In July of 2008, I delivered a sermon at Earth Ministry's Holden Retreat in 2008. I preached on John 4:1-30, the story of Jesus meeting the Samaritan woman at the well and offering her the Living Water. The sermon was part of a Caring for All Creation: By The Waters service led by Earth Ministry staff and members. Listen to the service. When I was asked to preach, I wasn't sure how I would connect Living Water to the environment.
Certainly, the metaphor of Living Water is a beautiful image of God - the One who's well never goes dry, who quenches our thirst, who provides us with the most important sustenance all living creatures need to survive. But what has that to do with caring for the environment? I decided to talk about the things we thirst for in this life that take the place of Living Water and how those other gods or idols are behind our current environmental crises. It worked well, but for some reason, I recently found myself revisioning the sermon.
In biblical times, the term "living water" had a specific cultural meaning - a body of water that moved, as opposed to stagnant water. Jesus was indeed culturally relevant! When we look at that contextual definition we find a clue for a multitude of environmental sermons based on this text. Here are a few ideas I came up with:
- Salmon - Here in the northwest, one of our hot environmental topics is the removal of dams from rivers where salmon spawn. We have decimated countless salmon stocks because of dams which hinder the free movement of rivers and all the life therein. Additionally, plant species adapted to the ebb and flow of river systems are no longer prevalent. We have made rivers to bow down and worship men with good intentions (power production, agriculture, drinking water supplies) but we have paid the price.

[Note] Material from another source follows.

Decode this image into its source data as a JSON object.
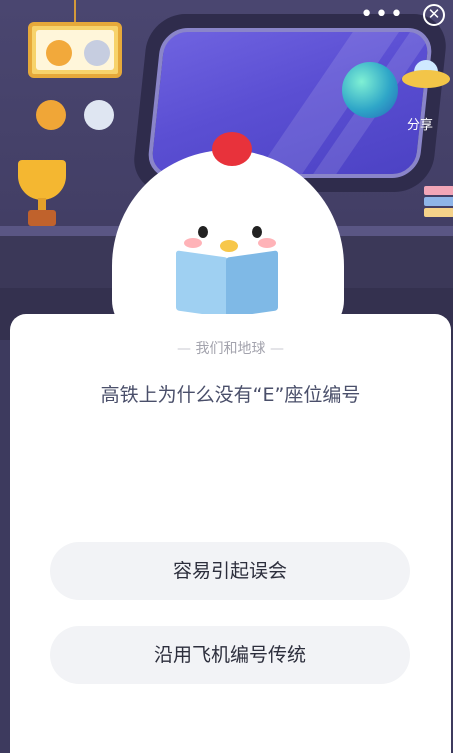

- Water Resources/Conservation - We use so much water per capita that utilities have to build dams in order to make sure that there is enough water to last through the dry season. If you live in the southwest, you are familiar with the California water wars and other water supply issues such as the over-assignment of water rights on the Colorado River affecting Nevada, Arizona, Colorado, California, and Mexico. Overuse of rivers results in devastating consequences to once balanced and sustainable ecosystems. By the time the Colorado River reaches Mexico, it is so salty they have to treat it with a desalinization plant before it can be put to use. Water conservation measures (and good water resource policy) can help significantly with these issues.
- Water Quality - What is more unappealing than stagnant water? Do you want to drink water that's been sitting in a bog, that's smelly and full of detritus? I didn't think so. And no one wants to worship a God that is stagnant and lifeless. We want to worship a God who is moving, vibrant, active, clean, sparkling, and full of life! God wants no less for our spirit, why would God want less for our bodies? Then why do we not push for legislation that preserves our water ways and protects our rights to living water?
- A Call to Action - The image of God as living, breathing, moving water can be used to call Christians to action. God does not call us to be stagnant and sit idly by while God's good creation is torn apart by man's devices. God calls us to be filled with the Holy Spirit and to flow out into the world bringing life not desolation. We must move in this world, we must take action, we must be filled and overflowing with the Living Water!
- The Gulf Oil Catastrophe - I can think of no other current environmental crisis that epitomizes the exact opposite of Living Water than the atrocity in the Gulf of Mexico. The waters of the Gulf have become stagnant. They are not filled with the living and vibrant creatures that God chose to fill that beautiful place. I was in New Orleans in December and their aquarium has a huge Gulf of Mexico display. I was in awe and wonder as I saw sea turtles, several species of sharks and rays, and fish large and small circling around a mock oil rig structure. Indeed, oil rigs provide reef habitat for creatures in the gulf, but the relationship has soured, spoiled, and stagnated. It is time for the faith voice to cry out from the roof tops - THIS IS NOT RIGHT! God calls us to more - to better stewardship and to greater life. This is not God's intent nor God's will for the Gulf.
Whether you are a clergy or a lay person (like me) and find yourself considering how to apply scripture to current environmental issues, please consider entering the 3rd Annual Celebration of St. Francis Sermon Contest! It is a priceless opportunity to enrich the Christian dialog about the environment. You can even feel free to use one of the ideas I've presented in this blog post. Ordained, non-ordained, students, men, and women are all welcome to apply! The deadline is July 31 and fast approaching so submit a sermon today!